- [Material for this task]

● ● ● ● ●

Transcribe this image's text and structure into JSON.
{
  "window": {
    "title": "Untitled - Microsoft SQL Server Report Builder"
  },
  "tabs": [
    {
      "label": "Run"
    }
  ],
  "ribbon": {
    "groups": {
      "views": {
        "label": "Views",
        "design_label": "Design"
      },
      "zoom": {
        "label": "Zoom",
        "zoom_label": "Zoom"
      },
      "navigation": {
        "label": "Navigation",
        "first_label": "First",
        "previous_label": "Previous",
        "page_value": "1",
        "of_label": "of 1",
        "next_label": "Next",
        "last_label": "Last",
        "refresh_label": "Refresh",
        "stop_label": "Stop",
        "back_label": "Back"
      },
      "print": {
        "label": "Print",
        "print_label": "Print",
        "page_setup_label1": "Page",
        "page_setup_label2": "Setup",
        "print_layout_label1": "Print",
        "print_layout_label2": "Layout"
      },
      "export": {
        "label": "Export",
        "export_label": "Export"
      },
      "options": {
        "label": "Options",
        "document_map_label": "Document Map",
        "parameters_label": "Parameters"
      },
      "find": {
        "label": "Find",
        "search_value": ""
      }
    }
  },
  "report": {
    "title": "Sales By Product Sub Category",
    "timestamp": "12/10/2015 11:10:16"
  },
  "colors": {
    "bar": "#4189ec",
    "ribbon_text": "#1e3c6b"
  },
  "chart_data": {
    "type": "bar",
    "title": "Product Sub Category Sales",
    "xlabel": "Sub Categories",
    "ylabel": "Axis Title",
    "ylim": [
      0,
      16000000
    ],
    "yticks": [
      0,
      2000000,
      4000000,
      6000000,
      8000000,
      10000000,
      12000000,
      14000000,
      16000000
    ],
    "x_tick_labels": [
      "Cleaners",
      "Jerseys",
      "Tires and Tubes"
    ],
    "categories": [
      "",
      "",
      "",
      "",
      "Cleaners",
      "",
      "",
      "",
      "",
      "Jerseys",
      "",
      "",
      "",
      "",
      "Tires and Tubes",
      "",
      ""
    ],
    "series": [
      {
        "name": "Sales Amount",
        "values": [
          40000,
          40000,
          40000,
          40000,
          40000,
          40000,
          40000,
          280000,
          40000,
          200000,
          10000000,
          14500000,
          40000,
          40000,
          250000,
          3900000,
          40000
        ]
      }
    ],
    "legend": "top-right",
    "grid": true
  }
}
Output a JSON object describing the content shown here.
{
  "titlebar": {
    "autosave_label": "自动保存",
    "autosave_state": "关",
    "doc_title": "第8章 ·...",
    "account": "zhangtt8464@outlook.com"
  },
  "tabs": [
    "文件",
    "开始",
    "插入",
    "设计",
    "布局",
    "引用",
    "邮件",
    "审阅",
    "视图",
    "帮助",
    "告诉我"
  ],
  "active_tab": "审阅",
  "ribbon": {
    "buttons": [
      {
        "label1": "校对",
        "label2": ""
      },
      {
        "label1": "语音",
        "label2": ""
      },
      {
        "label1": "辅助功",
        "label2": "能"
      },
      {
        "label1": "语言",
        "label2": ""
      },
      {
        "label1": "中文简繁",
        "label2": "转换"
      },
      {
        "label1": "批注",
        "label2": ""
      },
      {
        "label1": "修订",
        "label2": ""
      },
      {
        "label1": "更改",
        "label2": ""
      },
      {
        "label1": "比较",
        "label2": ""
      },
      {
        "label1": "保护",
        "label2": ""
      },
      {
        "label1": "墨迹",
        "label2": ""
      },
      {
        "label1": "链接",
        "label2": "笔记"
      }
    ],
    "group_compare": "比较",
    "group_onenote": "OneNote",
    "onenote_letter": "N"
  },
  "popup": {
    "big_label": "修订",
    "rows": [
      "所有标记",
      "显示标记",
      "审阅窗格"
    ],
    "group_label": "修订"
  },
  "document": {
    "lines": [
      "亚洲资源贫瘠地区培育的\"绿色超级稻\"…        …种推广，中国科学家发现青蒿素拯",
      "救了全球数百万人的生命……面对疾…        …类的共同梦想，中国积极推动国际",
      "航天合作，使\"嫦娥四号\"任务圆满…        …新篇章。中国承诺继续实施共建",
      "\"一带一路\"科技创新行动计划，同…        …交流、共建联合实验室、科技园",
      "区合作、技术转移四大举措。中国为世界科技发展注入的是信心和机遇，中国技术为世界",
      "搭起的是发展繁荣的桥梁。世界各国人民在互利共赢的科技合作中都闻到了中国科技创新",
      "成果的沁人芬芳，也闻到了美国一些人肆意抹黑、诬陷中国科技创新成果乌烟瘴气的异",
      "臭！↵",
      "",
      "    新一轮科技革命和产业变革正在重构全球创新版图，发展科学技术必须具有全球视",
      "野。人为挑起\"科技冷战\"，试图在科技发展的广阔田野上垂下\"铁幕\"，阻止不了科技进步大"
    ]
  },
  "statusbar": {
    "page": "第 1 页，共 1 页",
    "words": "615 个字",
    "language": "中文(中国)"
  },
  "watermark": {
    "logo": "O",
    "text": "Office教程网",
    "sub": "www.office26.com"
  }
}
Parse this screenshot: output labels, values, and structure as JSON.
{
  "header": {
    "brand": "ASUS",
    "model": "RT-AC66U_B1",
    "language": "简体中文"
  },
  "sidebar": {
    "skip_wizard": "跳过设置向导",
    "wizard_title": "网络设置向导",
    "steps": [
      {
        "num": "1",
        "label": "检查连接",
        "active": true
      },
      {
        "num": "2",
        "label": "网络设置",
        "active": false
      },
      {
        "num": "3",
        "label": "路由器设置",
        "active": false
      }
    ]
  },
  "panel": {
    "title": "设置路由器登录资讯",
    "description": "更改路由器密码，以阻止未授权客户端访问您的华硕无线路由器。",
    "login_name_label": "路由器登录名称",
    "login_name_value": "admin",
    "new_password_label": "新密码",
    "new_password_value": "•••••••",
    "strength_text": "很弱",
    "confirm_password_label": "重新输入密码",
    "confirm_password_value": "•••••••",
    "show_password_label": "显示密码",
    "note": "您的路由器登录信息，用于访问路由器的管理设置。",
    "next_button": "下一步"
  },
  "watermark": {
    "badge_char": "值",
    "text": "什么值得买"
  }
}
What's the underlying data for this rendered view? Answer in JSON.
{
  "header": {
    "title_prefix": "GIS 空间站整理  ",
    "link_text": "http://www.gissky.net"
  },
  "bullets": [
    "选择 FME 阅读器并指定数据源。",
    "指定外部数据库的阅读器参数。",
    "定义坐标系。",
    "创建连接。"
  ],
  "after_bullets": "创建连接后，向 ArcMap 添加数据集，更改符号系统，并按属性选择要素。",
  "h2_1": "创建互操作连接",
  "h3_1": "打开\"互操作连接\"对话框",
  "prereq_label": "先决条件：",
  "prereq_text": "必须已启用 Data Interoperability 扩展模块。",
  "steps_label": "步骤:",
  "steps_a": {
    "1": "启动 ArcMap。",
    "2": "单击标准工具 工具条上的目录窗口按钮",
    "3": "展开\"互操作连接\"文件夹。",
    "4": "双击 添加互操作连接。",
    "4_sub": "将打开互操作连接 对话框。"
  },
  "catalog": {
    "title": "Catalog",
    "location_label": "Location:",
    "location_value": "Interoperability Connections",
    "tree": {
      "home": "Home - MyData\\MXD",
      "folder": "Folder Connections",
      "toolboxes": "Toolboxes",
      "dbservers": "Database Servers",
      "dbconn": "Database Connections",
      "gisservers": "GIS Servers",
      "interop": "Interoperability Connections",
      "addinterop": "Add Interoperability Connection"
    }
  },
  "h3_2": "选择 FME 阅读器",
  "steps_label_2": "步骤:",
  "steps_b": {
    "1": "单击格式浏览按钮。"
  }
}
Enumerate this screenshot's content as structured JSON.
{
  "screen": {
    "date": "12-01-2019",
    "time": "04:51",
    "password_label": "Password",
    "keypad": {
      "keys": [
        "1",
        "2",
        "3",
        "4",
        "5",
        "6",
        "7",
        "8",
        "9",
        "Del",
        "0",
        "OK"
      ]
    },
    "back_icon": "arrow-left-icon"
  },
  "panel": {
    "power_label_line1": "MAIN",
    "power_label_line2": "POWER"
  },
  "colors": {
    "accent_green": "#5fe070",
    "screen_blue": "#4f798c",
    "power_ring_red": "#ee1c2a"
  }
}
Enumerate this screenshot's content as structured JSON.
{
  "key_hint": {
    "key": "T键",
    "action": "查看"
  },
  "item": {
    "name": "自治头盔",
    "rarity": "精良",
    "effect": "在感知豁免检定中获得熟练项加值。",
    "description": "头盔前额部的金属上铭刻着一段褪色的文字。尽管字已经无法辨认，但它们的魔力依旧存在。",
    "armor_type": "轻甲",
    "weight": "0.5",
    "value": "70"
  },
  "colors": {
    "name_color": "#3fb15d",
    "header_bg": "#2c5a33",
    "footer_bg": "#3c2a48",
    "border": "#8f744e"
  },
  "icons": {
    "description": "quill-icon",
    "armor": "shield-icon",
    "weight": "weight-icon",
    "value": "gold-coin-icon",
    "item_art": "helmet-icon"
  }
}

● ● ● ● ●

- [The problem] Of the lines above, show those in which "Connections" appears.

- [Result]
    "location_value": "Interoperability Connections",
      "folder": "Folder Connections",
      "dbconn": "Database Connections",
      "interop": "Interoperability Connections",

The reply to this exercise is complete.